Plurk uses a points system it has dubbed as "karma," to encourage usage. The more plurks you post, conversations you engage in or friends you invite, the more points you get. While this appeals to some people, most I’ve talked to pay little attention to it. (Unless Plurk takes away points for lack of participation. Then, we pay it some mind. Otherwise, not so much.)
As your points increase, you get more bells and whistles, such as more smiley face icons for example as well as the ability to customize your profile.
Personally, not being into eastern mysticism or religious thought, I’m not a big fan of the term. (How about "grace" as an alternative? Now, that, I can get into.)

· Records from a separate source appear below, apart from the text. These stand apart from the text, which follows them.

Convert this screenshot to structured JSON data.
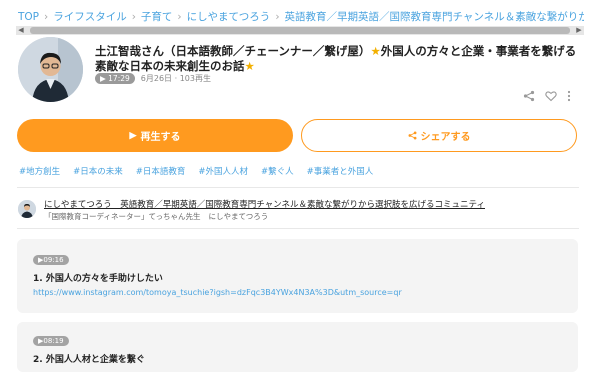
{
  "breadcrumb": {
    "items": [
      "TOP",
      "ライフスタイル",
      "子育て",
      "にしやまてつろう",
      "英語教育／早期英語／国際教育専門チャンネル＆素敵な繋がりから選択肢を"
    ],
    "separator": "›"
  },
  "episode": {
    "title_part1": "土江智哉さん（日本語教師／チェーンナー／繋げ屋）",
    "title_part2": "外国人の方々と企業・事業者を繋げる素敵な日本の未来創生のお話",
    "star_glyph": "★",
    "duration": "17:29",
    "date": "6月26日",
    "plays": "103再生"
  },
  "actions": {
    "play_label": "再生する",
    "share_label": "シェアする",
    "play_icon": "▶",
    "share_icon": "share-icon"
  },
  "tags": [
    "#地方創生",
    "#日本の未来",
    "#日本語教育",
    "#外国人人材",
    "#繋ぐ人",
    "#事業者と外国人"
  ],
  "channel": {
    "name": "にしやまてつろう　英語教育／早期英語／国際教育専門チャンネル＆素敵な繋がりから選択肢を広げるコミュニティ",
    "sub_role": "「国際教育コーディネーター」てっちゃん先生",
    "sub_name": "にしやまてつろう"
  },
  "chapters": [
    {
      "time": "09:16",
      "title": "1. 外国人の方々を手助けしたい",
      "link": "https://www.instagram.com/tomoya_tsuchie?igsh=dzFqc3B4YWx4N3A%3D&utm_source=qr"
    },
    {
      "time": "08:19",
      "title": "2. 外国人人材と企業を繋ぐ"
    }
  ],
  "colors": {
    "accent": "#ff9a1f",
    "link": "#4aa3df"
  }
}
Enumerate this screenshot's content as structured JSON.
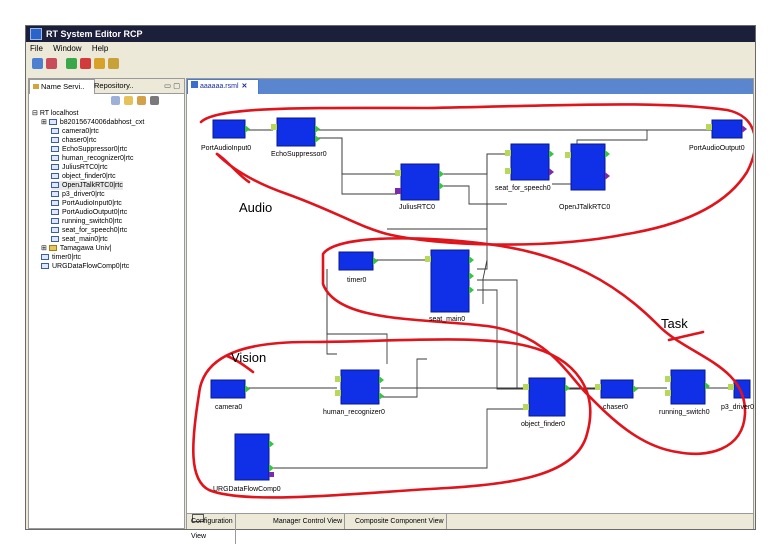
{
  "window": {
    "title": "RT System Editor RCP"
  },
  "menu": [
    "File",
    "Window",
    "Help"
  ],
  "left_panel": {
    "tabs": [
      "Name Servi..",
      "Repository.."
    ],
    "tree": [
      "RT localhost",
      "b82015674006dabhost_cxt",
      "camera0|rtc",
      "chaser0|rtc",
      "EchoSuppressor0|rtc",
      "human_recognizer0|rtc",
      "JuliusRTC0|rtc",
      "object_finder0|rtc",
      "OpenJTalkRTC0|rtc",
      "p3_driver0|rtc",
      "PortAudioInput0|rtc",
      "PortAudioOutput0|rtc",
      "running_switch0|rtc",
      "seat_for_speech0|rtc",
      "seat_main0|rtc",
      "Tamagawa Univ|",
      "timer0|rtc",
      "URGDataFlowComp0|rtc"
    ]
  },
  "editor": {
    "tab_label": "aaaaaa.rsml",
    "components": {
      "portaudio_input": "PortAudioInput0",
      "echo_suppressor": "EchoSuppressor0",
      "portaudio_output": "PortAudioOutput0",
      "julius": "JuliusRTC0",
      "seat_for_speech": "seat_for_speech0",
      "openjtalk": "OpenJTalkRTC0",
      "timer": "timer0",
      "seat_main": "seat_main0",
      "camera": "camera0",
      "human_recognizer": "human_recognizer0",
      "object_finder": "object_finder0",
      "chaser": "chaser0",
      "running_switch": "running_switch0",
      "p3_driver": "p3_driver0",
      "urg": "URGDataFlowComp0"
    },
    "annotations": {
      "audio": "Audio",
      "task": "Task",
      "vision": "Vision"
    },
    "annotation_color": "#e0141c",
    "component_color": "#1030e8"
  },
  "bottom_tabs": [
    "Configuration View",
    "Manager Control View",
    "Composite Component View"
  ]
}
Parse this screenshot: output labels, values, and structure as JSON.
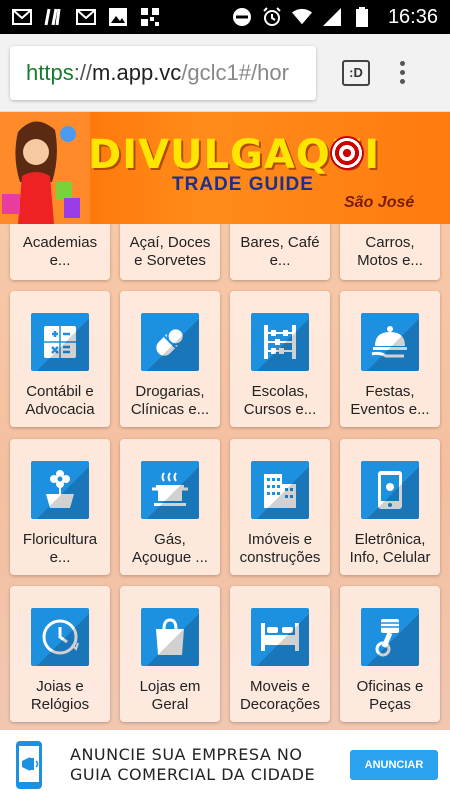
{
  "status_bar": {
    "time": "16:36",
    "left_icons": [
      "gmail-icon",
      "app-icon",
      "gmail-icon",
      "image-icon",
      "qr-icon"
    ],
    "right_icons": [
      "dnd-icon",
      "alarm-icon",
      "wifi-icon",
      "signal-icon",
      "battery-icon"
    ]
  },
  "browser": {
    "url_scheme": "https",
    "url_sep": "://",
    "url_host": "m.app.vc",
    "url_path": "/gclc1#/hor",
    "tabs_label": ":D"
  },
  "banner": {
    "title": "DIVULGAQUI",
    "subtitle": "TRADE GUIDE",
    "city": "São José"
  },
  "categories": [
    {
      "label": "Academias e...",
      "icon": "dumbbell-icon"
    },
    {
      "label": "Açaí, Doces e Sorvetes",
      "icon": "icecream-icon"
    },
    {
      "label": "Bares, Café e...",
      "icon": "cup-icon"
    },
    {
      "label": "Carros, Motos e...",
      "icon": "car-icon"
    },
    {
      "label": "Contábil e Advocacia",
      "icon": "calculator-icon"
    },
    {
      "label": "Drogarias, Clínicas e...",
      "icon": "pill-icon"
    },
    {
      "label": "Escolas, Cursos e...",
      "icon": "abacus-icon"
    },
    {
      "label": "Festas, Eventos e...",
      "icon": "cloche-icon"
    },
    {
      "label": "Floricultura e...",
      "icon": "flower-pot-icon"
    },
    {
      "label": "Gás, Açougue ...",
      "icon": "cooking-pot-icon"
    },
    {
      "label": "Imóveis e construções",
      "icon": "buildings-icon"
    },
    {
      "label": "Eletrônica, Info, Celular",
      "icon": "smartphone-icon"
    },
    {
      "label": "Joias e Relógios",
      "icon": "clock-icon"
    },
    {
      "label": "Lojas em Geral",
      "icon": "shopping-bag-icon"
    },
    {
      "label": "Moveis e Decorações",
      "icon": "bed-icon"
    },
    {
      "label": "Oficinas e Peças",
      "icon": "piston-icon"
    }
  ],
  "ad": {
    "line1": "ANUNCIE SUA EMPRESA NO",
    "line2": "GUIA COMERCIAL DA CIDADE",
    "button": "ANUNCIAR"
  },
  "colors": {
    "icon_blue": "#1e90e0",
    "banner_orange": "#ff7a10",
    "banner_yellow": "#ffe600",
    "ad_button": "#2aa2f0"
  }
}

Neither am I a fan of another term Plurk uses, "cliques." Plurk uses the term to mean "groups;" in that you can create groups of plurkers which you can message collectively.
I’ve never been a fan of cliques, mostly because I never was part of one. To me, they carry a negative stigma. While I like the functionality, I don’t care for the terminology.
Even though Plurk is communal, you can choose to send messages to one or a few plurkers via a private channel only they can see.
Like any other social network application, Plurk allows you to "friend" others. However, it takes things a step further by allowing you to become fans of others as well. I love the notification message, "so and so is now a fan of you." Makes me feel like a rock star…but only for a moment. Heh.
If you happen to be one who likes chatting with others online, then Plurk is made in the shade for you.
BTW, I asked some plurkers want they felt was the differentiating factor and/or Plurk’s value proposition and several were kind enough to respond. (Did I mention each plurk is it’s on little HTML file?) You’re welcome to add your two cents (or three…or four…etc) to the conversation, either to that thread or by leaving a comment here.
Oh, and if you’d like to friend me, I’m @pchaney. (Yes, Plurk uses the "@" symbol too.) Fan me too. That’s even better. I love that momentary rock star feeling you know.
Finally, tomorrow I’m going to talk about a recent development in Plurk user behavior, something called Plurkshops.